There's been a bit of a cooling off on the Russian economy, but it's not going through a good situation anyway, irrespective of sanctions. And fundamentally, it doesn't look as though sanctions are going to change Mr. Putin from his course in Ukraine -- Poppy.

HARLOW: Yes, interesting to hear the president really blasting back at critics on that this morning. Appreciate it this morning, for us live from Moscow, Diana, thank you.

BERMAN: So when we come back, a new warning this morning about your Internet browser and a bug that could leave you exposed to hackers.

We'll have the story just ahead.

(COMMERCIAL BREAK)

BERMAN: If you use Internet Explorer, which is pretty much everyone --

HARLOW: Everyone.

BERMAN: -- be afraid. There is a new warning this morning. Microsoft says some versions of the browser have a security hole that could allow hackers to break into your personal files, even delete data from your computers. And guess what? There's no fix available yet.

HARLOW: Every day we're hearing about something like this.

All right, meantime, quick check of the markets here before U.S. markets open this Monday. U.S. futures pointing to a higher open on Wall Street. The big news this morning in the pharmaceutical sector. Pharma giant Pfizer has renewed its bid for rival drug maker AstraZeneca. This is a $100 billion offer, which would be the biggest ever foreign takeover of a British company, if it goes through.

So far AstraZeneca has not responded. The two companies create drugs for virtually every illness you can think of, from diabetes to arthritis to cancer, so that is a big, big deal. BERMAN: A lot of big words. All right, "NEW DAY" starts right now.
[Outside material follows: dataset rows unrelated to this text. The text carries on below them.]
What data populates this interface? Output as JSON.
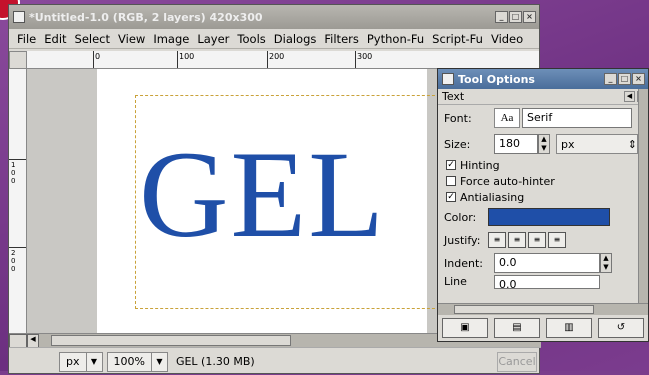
{
  "main_window": {
    "title": "*Untitled-1.0 (RGB, 2 layers) 420x300",
    "menu": [
      "File",
      "Edit",
      "Select",
      "View",
      "Image",
      "Layer",
      "Tools",
      "Dialogs",
      "Filters",
      "Python-Fu",
      "Script-Fu",
      "Video"
    ],
    "ruler_labels": [
      "0",
      "100",
      "200",
      "300"
    ],
    "vruler_labels": [
      "100",
      "200"
    ],
    "canvas_text": "GEL",
    "canvas_text_color": "#1f4fa8",
    "status": {
      "unit": "px",
      "zoom": "100%",
      "message": "GEL (1.30 MB)",
      "cancel": "Cancel"
    }
  },
  "tool_options": {
    "title": "Tool Options",
    "tab_label": "Text",
    "font_label": "Font:",
    "font_preview": "Aa",
    "font_value": "Serif",
    "size_label": "Size:",
    "size_value": "180",
    "size_unit": "px",
    "hinting": {
      "label": "Hinting",
      "checked": true
    },
    "force_autohinter": {
      "label": "Force auto-hinter",
      "checked": false
    },
    "antialiasing": {
      "label": "Antialiasing",
      "checked": true
    },
    "color_label": "Color:",
    "color_value": "#1f4fa8",
    "justify_label": "Justify:",
    "indent_label": "Indent:",
    "indent_value": "0.0",
    "line_label": "Line",
    "line_value": "0.0"
  }
}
CHRIS CUOMO, CNN ANCHOR: Breaking news, tornadoes tear through America's heartland, leaving death and miles of devastation.

UNIDENTIFIED MALE: We're in it right now. We're in the tornado.

CUOMO: At least 17 killed, and this is the reality for survivors -- homes gone, buildings leveled to their foundation, cars and trucks tossed like toys.

UNIDENTIFIED MALE: Downtown area seems like it's completely leveled.

CUOMO: We're live in one of the hardest hit towns.

KATE BOLDUAN, CNN ANCHOR: Breaking overnight. The search for Flight 370 now enters the next stage.

TONY ABBOTT, AUSTRALIAN PRIME MINISTER: An intensified underwater search.

BOLDUAN: Covering a larger area of the ocean floor that could take up to eight months.